Two Historical Oppressive Administrations: Woodrow Wilson’s Adminstration & the Bush Administration

Two Historical Oppressive Administrations: Woodrow Wilson’s Adminstration & the Bush Administration

I’ve written about the oppressive policies of the Bush administration and that Wilson of Woodrow Wilson before But, I was primarily describing the pre World War I situation and the Palmer raids. In fact,  the situation did not improve after the start of war in 1917, and instead became much worse. Not unlike the situation in this country after the Bush Administration rammed the Patriot Act through Congress.

The Sedition Act was passed in 1918 while Wilson was president and hysteria against anarchists and foreigners was rampant. The bill gave the Postmaster Bush2 General the right to refuse to deliver any periodical he deemed unpatriotic or critical of the administration. In no time, this conservative appointee had ordered virtually all publications that were critical of the United States involvement in WW I as well as all foreign language publications.
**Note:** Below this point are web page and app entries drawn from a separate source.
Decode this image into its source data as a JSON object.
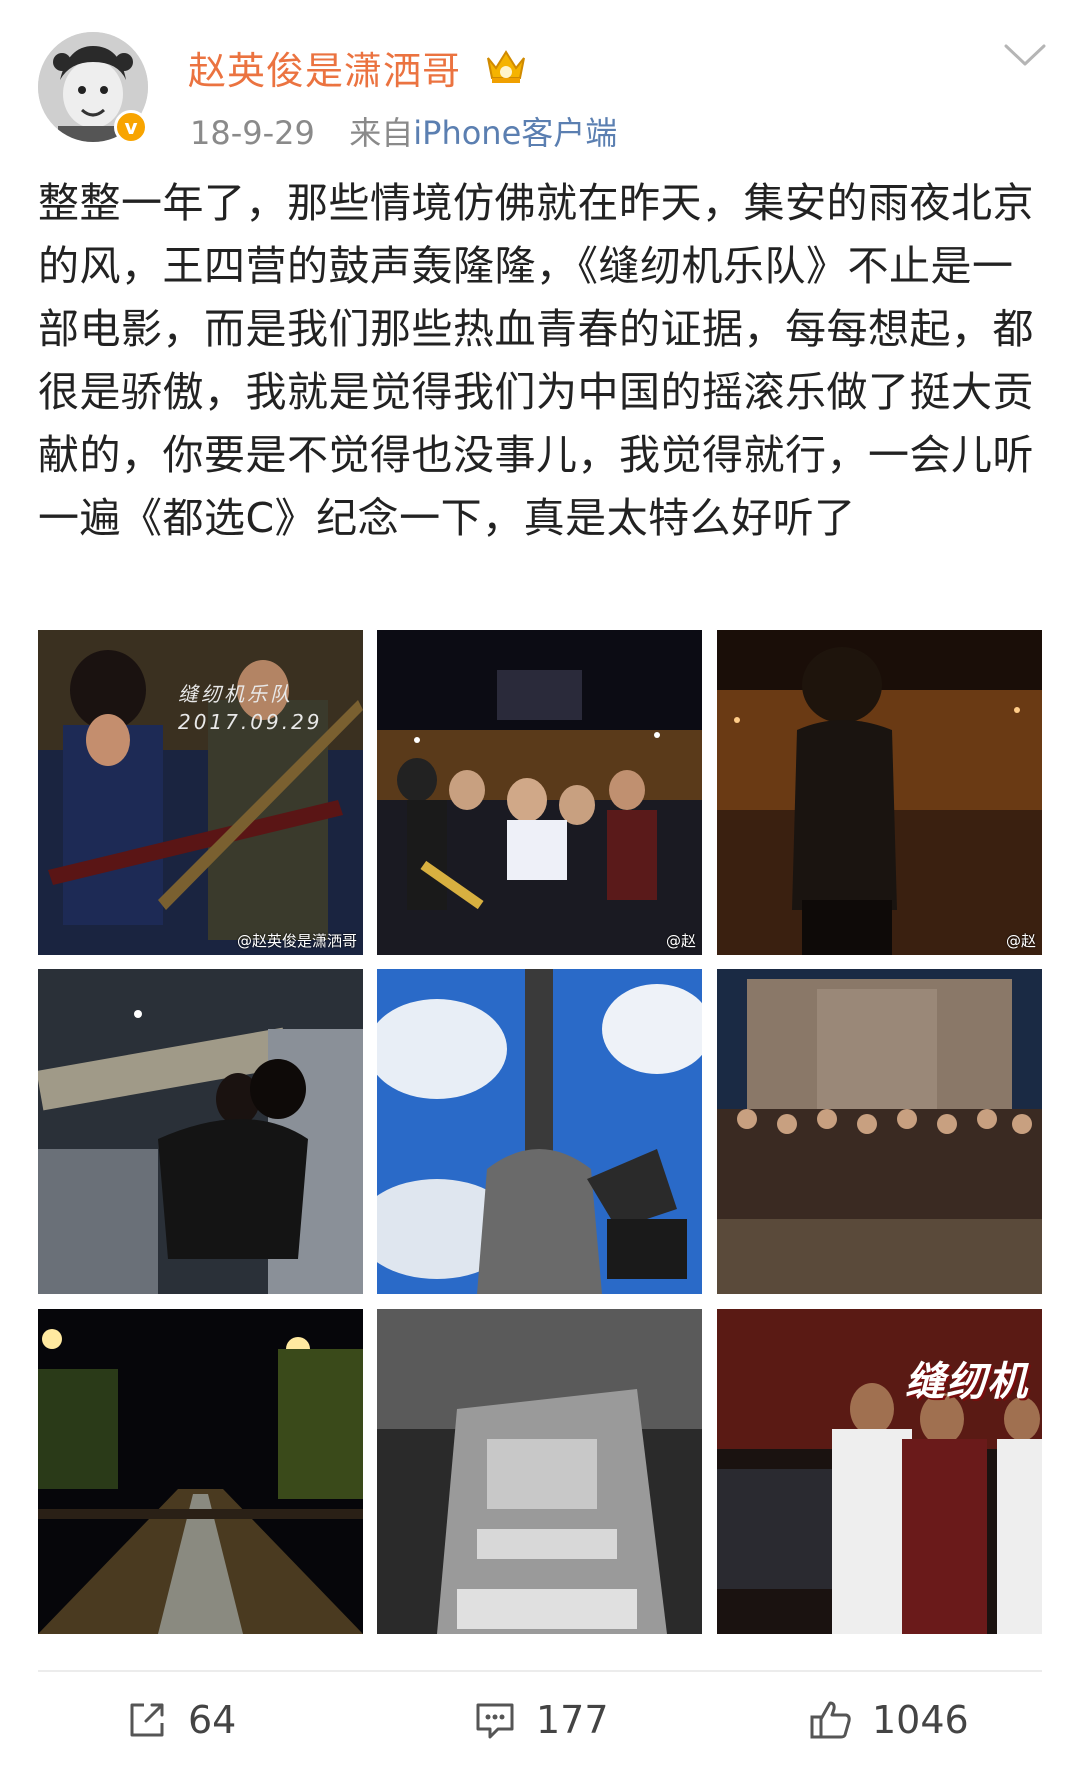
{
  "post": {
    "username": "赵英俊是潇洒哥",
    "date": "18-9-29",
    "source_prefix": "来自",
    "source_device": "iPhone客户端",
    "text": "整整一年了，那些情境仿佛就在昨天，集安的雨夜北京的风，王四营的鼓声轰隆隆，《缝纫机乐队》不止是一部电影，而是我们那些热血青春的证据，每每想起，都很是骄傲，我就是觉得我们为中国的摇滚乐做了挺大贡献的，你要是不觉得也没事儿，我觉得就行，一会儿听一遍《都选C》纪念一下，真是太特么好听了"
  },
  "photos": {
    "p1_handwriting_line1": "缝纫机乐队",
    "p1_handwriting_line2": "2017.09.29",
    "p1_watermark": "@赵英俊是潇洒哥",
    "p2_watermark": "@赵",
    "p3_watermark": "@赵",
    "p9_title_art": "缝纫机"
  },
  "actions": {
    "repost_count": "64",
    "comment_count": "177",
    "like_count": "1046"
  },
  "colors": {
    "username": "#eb7340",
    "source_link": "#5b7fb1",
    "meta": "#8a8a8a",
    "verified": "#f8a400"
  }
}
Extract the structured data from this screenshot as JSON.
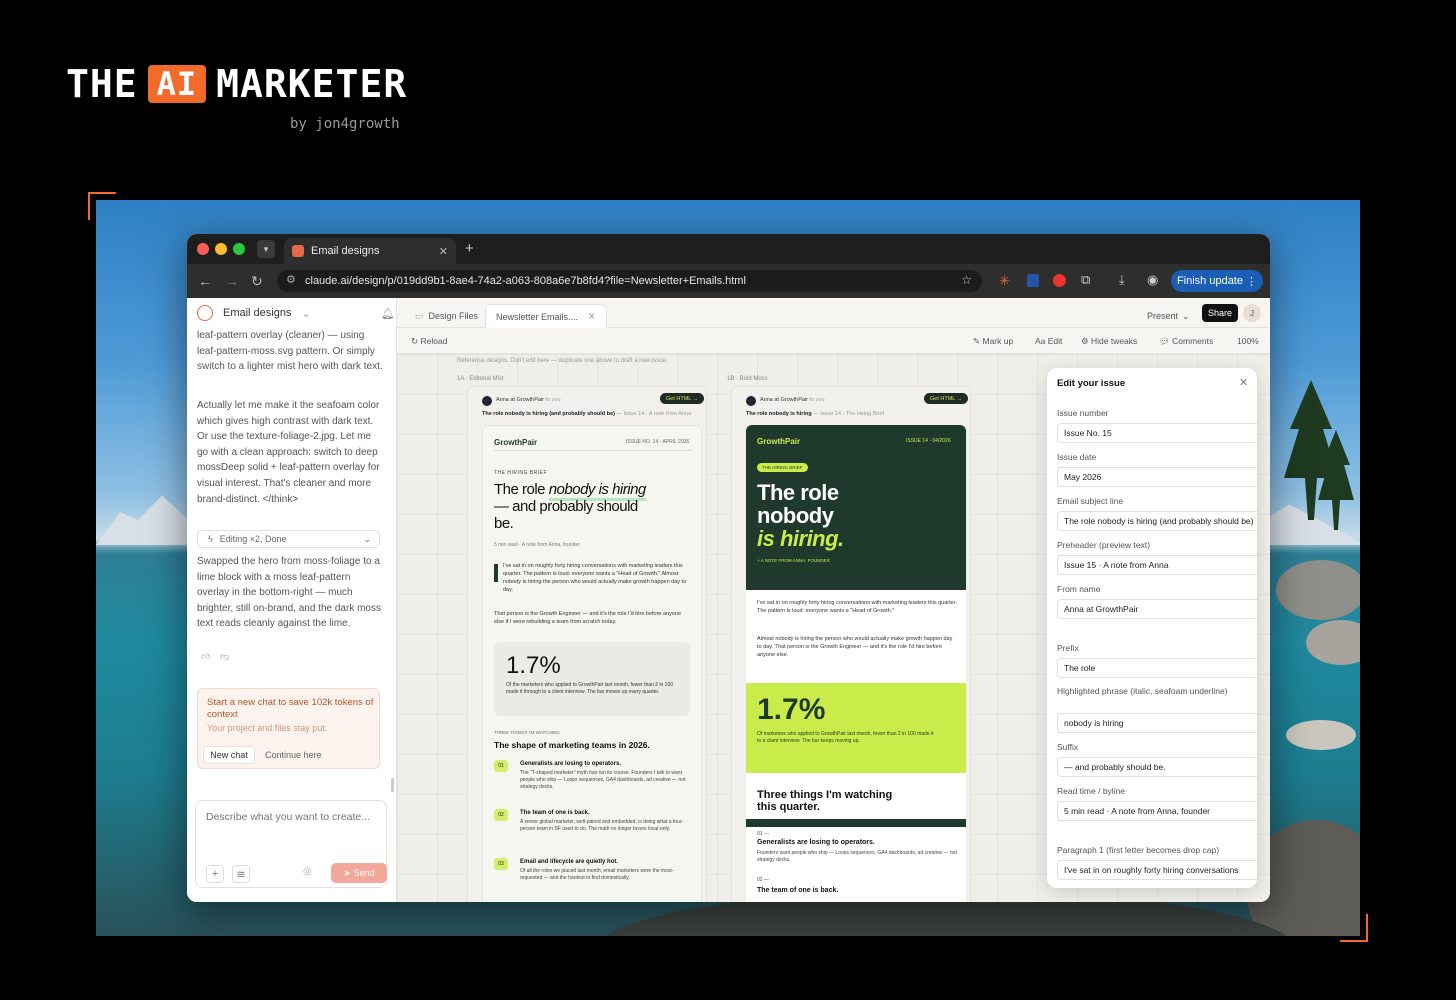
{
  "brand": {
    "the": "THE",
    "ai": "AI",
    "marketer": "MARKETER",
    "byline": "by jon4growth"
  },
  "browser": {
    "tab_title": "Email designs",
    "new_tab": "+",
    "url": "claude.ai/design/p/019dd9b1-8ae4-74a2-a063-808a6e7b8fd4?file=Newsletter+Emails.html",
    "finish_label": "Finish update"
  },
  "sidebar": {
    "project": "Email designs",
    "msg1": "leaf-pattern overlay (cleaner) — using leaf-pattern-moss.svg pattern. Or simply switch to a lighter mist hero with dark text.",
    "msg2": "Actually let me make it the seafoam color which gives high contrast with dark text. Or use the texture-foliage-2.jpg. Let me go with a clean approach: switch to deep mossDeep solid + leaf-pattern overlay for visual interest. That's cleaner and more brand-distinct. </think>",
    "editing": "Editing ×2, Done",
    "msg3": "Swapped the hero from moss-foliage to a lime block with a moss leaf-pattern overlay in the bottom-right — much brighter, still on-brand, and the dark moss text reads cleanly against the lime.",
    "notice_title": "Start a new chat to save 102k tokens of context",
    "notice_sub": "Your project and files stay put.",
    "new_chat": "New chat",
    "continue": "Continue here",
    "composer_placeholder": "Describe what you want to create...",
    "send": "Send"
  },
  "tabs": {
    "design_files": "Design Files",
    "newsletter": "Newsletter Emails....",
    "present": "Present",
    "share": "Share",
    "avatar": "J"
  },
  "toolbar": {
    "reload": "Reload",
    "markup": "Mark up",
    "edit": "Edit",
    "hide_tweaks": "Hide tweaks",
    "comments": "Comments",
    "zoom": "100%"
  },
  "canvas": {
    "note": "Reference designs. Don't edit here — duplicate one above to draft a new issue.",
    "a": {
      "label": "1A · Editorial Mist",
      "sender": "Anna at GrowthPair",
      "to": "to you",
      "get_html": "Get HTML →",
      "subject": "The role nobody is hiring (and probably should be)",
      "preheader": "— Issue 14 · A note from Anna",
      "logo": "GrowthPair",
      "issue": "ISSUE NO. 14 · APRIL 2026",
      "eyebrow": "THE HIRING BRIEF",
      "h_pre": "The role ",
      "h_hl": "nobody is hiring",
      "h_post": " — and probably should be.",
      "byline": "5 min read · A note from Anna, founder",
      "p1": "I've sat in on roughly forty hiring conversations with marketing leaders this quarter. The pattern is loud: everyone wants a \"Head of Growth.\" Almost nobody is hiring the person who would actually make growth happen day to day.",
      "p2": "That person is the Growth Engineer — and it's the role I'd hire before anyone else if I were rebuilding a team from scratch today.",
      "stat": "1.7%",
      "stat_text": "Of the marketers who applied to GrowthPair last month, fewer than 2 in 100 made it through to a client interview. The bar moves up every quarter.",
      "three": "THREE THINGS I'M WATCHING",
      "shape": "The shape of marketing teams in 2026.",
      "items": [
        {
          "n": "01",
          "t": "Generalists are losing to operators.",
          "d": "The \"T-shaped marketer\" myth has run its course. Founders I talk to want people who ship — Loops sequences, GA4 dashboards, ad creative — not strategy decks."
        },
        {
          "n": "02",
          "t": "The team of one is back.",
          "d": "A senior global marketer, well-paired and embedded, is doing what a four-person team in SF used to do. The math no longer favors local-only."
        },
        {
          "n": "03",
          "t": "Email and lifecycle are quietly hot.",
          "d": "Of all the roles we placed last month, email marketers were the most-requested — and the hardest to find domestically."
        }
      ]
    },
    "b": {
      "label": "1B · Bold Moss",
      "sender": "Anna at GrowthPair",
      "to": "to you",
      "get_html": "Get HTML →",
      "subject": "The role nobody is hiring",
      "preheader": "— Issue 14 · The Hiring Brief",
      "logo": "GrowthPair",
      "issue": "ISSUE 14 · 04/2026",
      "pill": "THE HIRING BRIEF",
      "h1": "The role",
      "h2": "nobody",
      "h3": "is hiring.",
      "note": "+ A NOTE FROM ANNA, FOUNDER",
      "p1": "I've sat in on roughly forty hiring conversations with marketing leaders this quarter. The pattern is loud: everyone wants a \"Head of Growth.\"",
      "p2": "Almost nobody is hiring the person who would actually make growth happen day to day. That person is the Growth Engineer — and it's the role I'd hire before anyone else.",
      "stat": "1.7%",
      "stat_text": "Of marketers who applied to GrowthPair last month, fewer than 2 in 100 made it to a client interview. The bar keeps moving up.",
      "three": "Three things I'm watching this quarter.",
      "i1n": "01 —",
      "i1t": "Generalists are losing to operators.",
      "i1d": "Founders want people who ship — Loops sequences, GA4 dashboards, ad creative — not strategy decks.",
      "i2n": "02 —",
      "i2t": "The team of one is back."
    }
  },
  "panel": {
    "title": "Edit your issue",
    "fields": [
      {
        "label": "Issue number",
        "value": "Issue No. 15"
      },
      {
        "label": "Issue date",
        "value": "May 2026"
      },
      {
        "label": "Email subject line",
        "value": "The role nobody is hiring (and probably should be)"
      },
      {
        "label": "Preheader (preview text)",
        "value": "Issue 15 · A note from Anna"
      },
      {
        "label": "From name",
        "value": "Anna at GrowthPair"
      },
      {
        "label": "Prefix",
        "value": "The role"
      },
      {
        "label": "Highlighted phrase (italic, seafoam underline)",
        "value": "nobody is hiring"
      },
      {
        "label": "Suffix",
        "value": "— and probably should be."
      },
      {
        "label": "Read time / byline",
        "value": "5 min read · A note from Anna, founder"
      },
      {
        "label": "Paragraph 1 (first letter becomes drop cap)",
        "value": "I've sat in on roughly forty hiring conversations"
      }
    ]
  },
  "colors": {
    "accent_orange": "#f26b2a",
    "finish_blue": "#1a5fb4",
    "moss": "#1f3a2c",
    "lime": "#c9ec4a"
  }
}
He demanded that librarian of Congress report the names of anyone who requested books on a list he created. The Attorney General, wanted even more power then the Act had given him and Congress gave it to him. The new Sedition Act made it punishable for twenty years in jail to "utter, print, write or publish any disloyal, profane, scurrilous or abusive language about the government of the United States." One could go to jail even if what one said was absolutely truthful. Oliver Wendell Holmes wrote the U.S. Supreme Court opinion finding the act constitutional because the Constitution didn’t protect speech if "the words used…create a clear and present danger."

The Federal Bureau of Investigation and "Secret Service" harassed, arrested and physically abused the Wobblies, The International Workers of the World and other targeted groups. Volunteers spied on neighbors and reported them to authorities. Thousands of government posters urged citizens to report to the authorities anyone who "spreads pessimistic stories..cries for peace, or belittles efforts to win the war. Judge Learned Hand observed that "…each man begins to eye his neighbor as a possible enemy…where orthodoxy chokes the freedom of dissent."

In April of 1917 Wilson issued Executive Order 2594 creating a committee on Public Information, the CPI. The head of the committee, George Creel, used tens of thousands of press releases and canned stories using fear as a motivator to promote involvement in the war and discourage dissent of any kind. 

The United States had become a dictatorship in the name of a patriotism. Dissent was treasonable. No criticism of government or our involvement in the war was tolerated. Does this sound like the United States after Iraq and the Patriot Act? It sure does to me.

Leave a Reply

Your email address will not be published. Required fields are marked *